“Risks to Pakistan arise not just from a region in turmoil as well as global transitions that pose challenges, but also from the present government’s refusal to democratise policy-making and inability to forge unity in the parliament at a time of growing challenges to the country,” said Ms Rehman.
“Nobody knows except a small coterie about what terms of engagement are being forged with any country that impacts Pakistan. While we are told that Pakistan should not be forced into any arising global bloc, nobody has addressed how we are to navigate both the stresses arising out of the Asia-Pacific region, or the broader global order where Pakistan has commitments and exposure. Nobody has been taken on board about either the terms of engagement with the US, with its vast influence on the IMF, multilateral agencies and even FATF, where Pakistan has been on the grey list for five years despite passing a number of legislations to supposedly meet compliance for clearance,” said Ms Rehman, who had also served as the country’s ambassador to the US during her party’s previous government.
The PPP senator was of the view that if geo-strategic alignments and their politics were now driving multilateral policy towards Pakistan, then the parliament needed to know about it inside the parliament, and not from press talks. She said that just one closed-door National Security Committee session was clearly not enough to address either the pace and scale of events challenging Pakistan and in that too despite the sensitive nature of the subjects, the PM was conspicuously absent.
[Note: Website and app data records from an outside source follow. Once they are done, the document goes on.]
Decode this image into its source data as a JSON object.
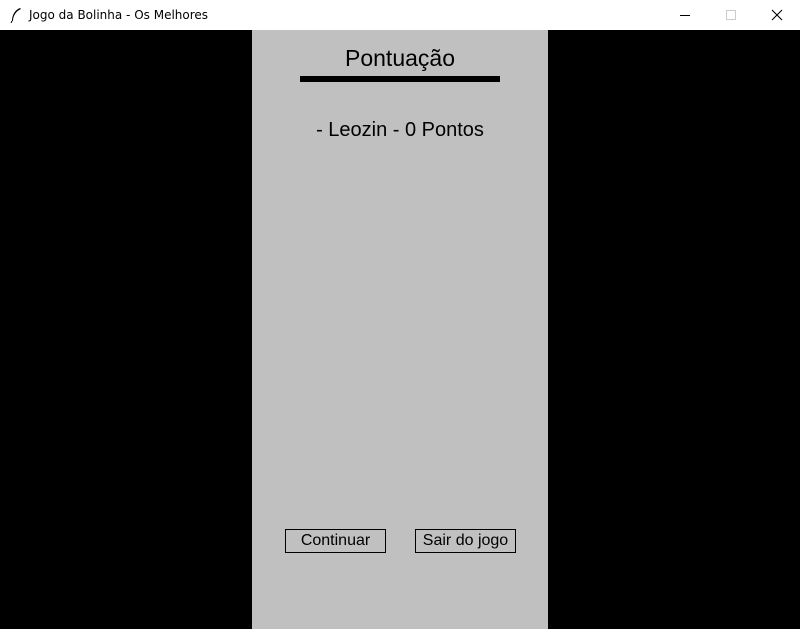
{
  "window": {
    "title": "Jogo da Bolinha - Os Melhores",
    "icon": "feather-icon",
    "controls": [
      "minimize-icon",
      "maximize-icon",
      "close-icon"
    ]
  },
  "scoreboard": {
    "title": "Pontuação",
    "entries": [
      {
        "text": "- Leozin - 0 Pontos"
      }
    ]
  },
  "buttons": {
    "continue_label": "Continuar",
    "quit_label": "Sair do jogo"
  },
  "colors": {
    "background": "#000000",
    "panel": "#c0c0c0",
    "text": "#000000"
  }
}
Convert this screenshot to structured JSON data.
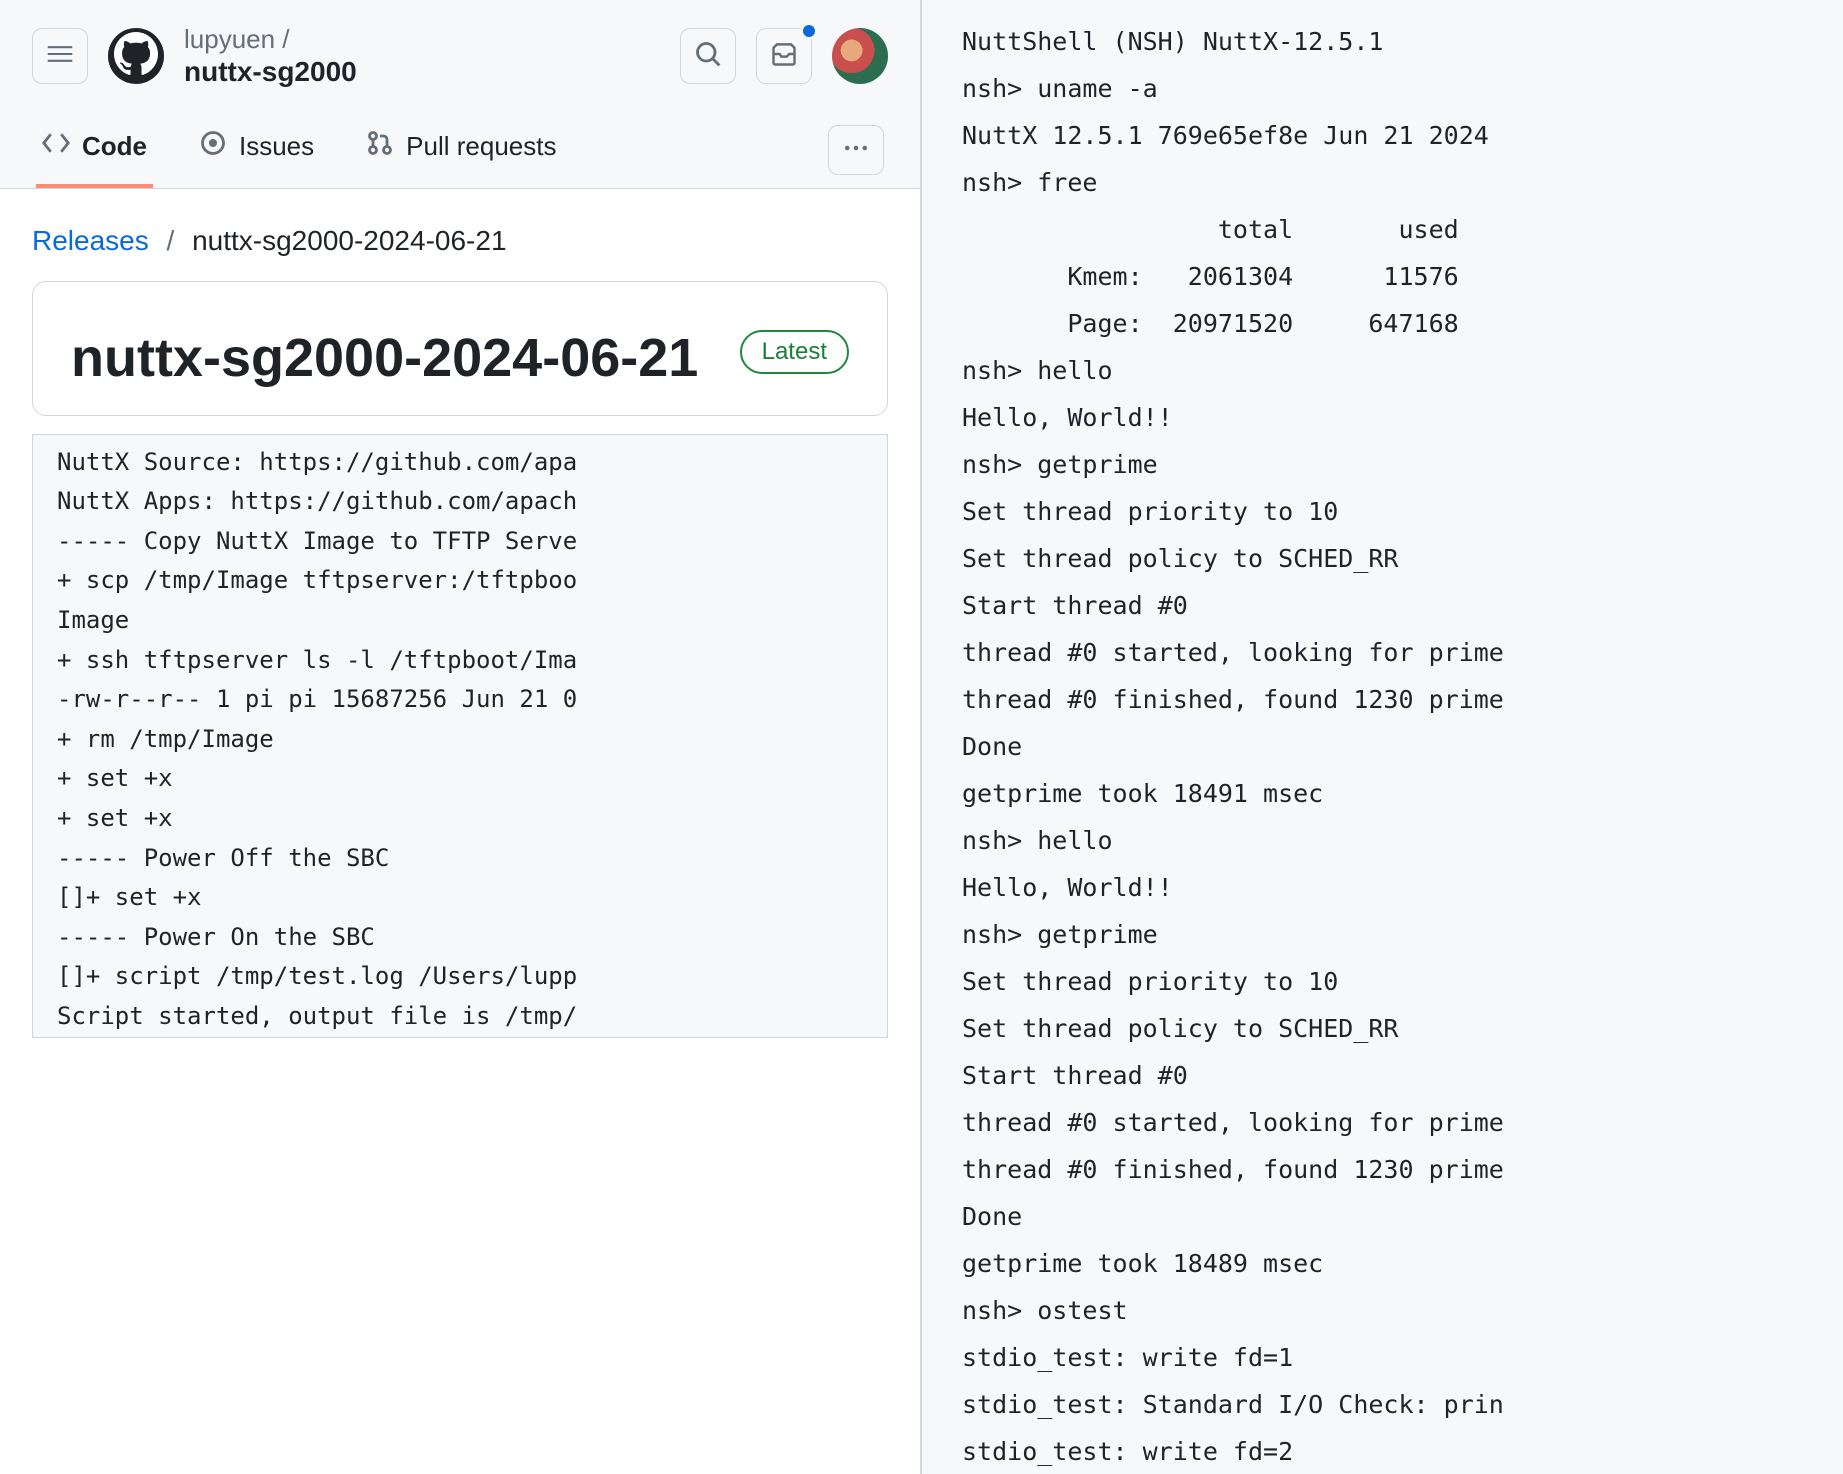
{
  "header": {
    "owner": "lupyuen /",
    "repo": "nuttx-sg2000"
  },
  "tabs": {
    "code": "Code",
    "issues": "Issues",
    "pulls": "Pull requests"
  },
  "breadcrumb": {
    "releases": "Releases",
    "sep": "/",
    "current": "nuttx-sg2000-2024-06-21"
  },
  "release": {
    "title": "nuttx-sg2000-2024-06-21",
    "badge": "Latest"
  },
  "codeblock": "NuttX Source: https://github.com/apa\nNuttX Apps: https://github.com/apach\n----- Copy NuttX Image to TFTP Serve\n+ scp /tmp/Image tftpserver:/tftpboo\nImage\n+ ssh tftpserver ls -l /tftpboot/Ima\n-rw-r--r-- 1 pi pi 15687256 Jun 21 0\n+ rm /tmp/Image\n+ set +x\n+ set +x\n----- Power Off the SBC\n[]+ set +x\n----- Power On the SBC\n[]+ script /tmp/test.log /Users/lupp\nScript started, output file is /tmp/",
  "terminal": "NuttShell (NSH) NuttX-12.5.1\nnsh> uname -a\nNuttX 12.5.1 769e65ef8e Jun 21 2024\nnsh> free\n                 total       used\n       Kmem:   2061304      11576\n       Page:  20971520     647168\nnsh> hello\nHello, World!!\nnsh> getprime\nSet thread priority to 10\nSet thread policy to SCHED_RR\nStart thread #0\nthread #0 started, looking for prime\nthread #0 finished, found 1230 prime\nDone\ngetprime took 18491 msec\nnsh> hello\nHello, World!!\nnsh> getprime\nSet thread priority to 10\nSet thread policy to SCHED_RR\nStart thread #0\nthread #0 started, looking for prime\nthread #0 finished, found 1230 prime\nDone\ngetprime took 18489 msec\nnsh> ostest\nstdio_test: write fd=1\nstdio_test: Standard I/O Check: prin\nstdio_test: write fd=2"
}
Ms Rehman said no Pakistani would quietly accept the derailment of democracy, embodied in parliament, nor would they surrender their constitutional right to question sensitive terms of engagement with any non-state group or country.
“There is now little confidence on this cabinet to negotiate terms with any actor international or local, because clearly they are unable to manage a balance that is acceptable, let alone favourable to the Pakistani people,” she said, recalling that the PPP used joint sessions of parliament to build strategic knowledge for parliament and then sought permission for a consensual course of action via representative committees of parliament.
On the other hand, she alleged that the current government only used joint sessions to bulldoze bills which it could not legitimately pass or answer questions about.
“History has taught us painful lessons about unilateral decisions taken in haste covertly. We do not have the capacity, either economic or otherwise to absorb the foreign policy disunity, non-disclosure or the derailment of democracy. All of these may well form a perfect storm to polarise and imperil the country. It is time the danger signs yielded change,” she concluded.
Former president Asif Ali Zardari in a statement while condemning the attack on a vehicle of security forces in North Waziristan said the only cure for terrorists was to fully implement the National Action Plan.
“Destroying nurseries of terrorism is the cure for those who challenge the state’s writ,” Mr Zardari said, adding that terrorists needed to be dealt with as enemies of the country.
PML-N Senator Irfan Siddiqui in his statement said it was “unfair” to keep negotiations with the TTP secret, adding that the offer of amnesty to the TTP without taking into confidence the nation and parliament had raised many questions.
He recalled that in 2014, the then prime minister Nawaz Sharif had taken all political parties onboard before negotiating with the TTP and announced the formation of a committee for this purpose in the parliament.
He said that Mr Sharif had himself visited the residence of Imran Khan at that time to apprise him of the development.
Asking the government to inform all political parties before taking any step toward negotiations with the TTP, Mr Siddiqui said Pakistan had already paid a heavy price for this type of secret negotiations.
Published in Dawn, October 4th, 2021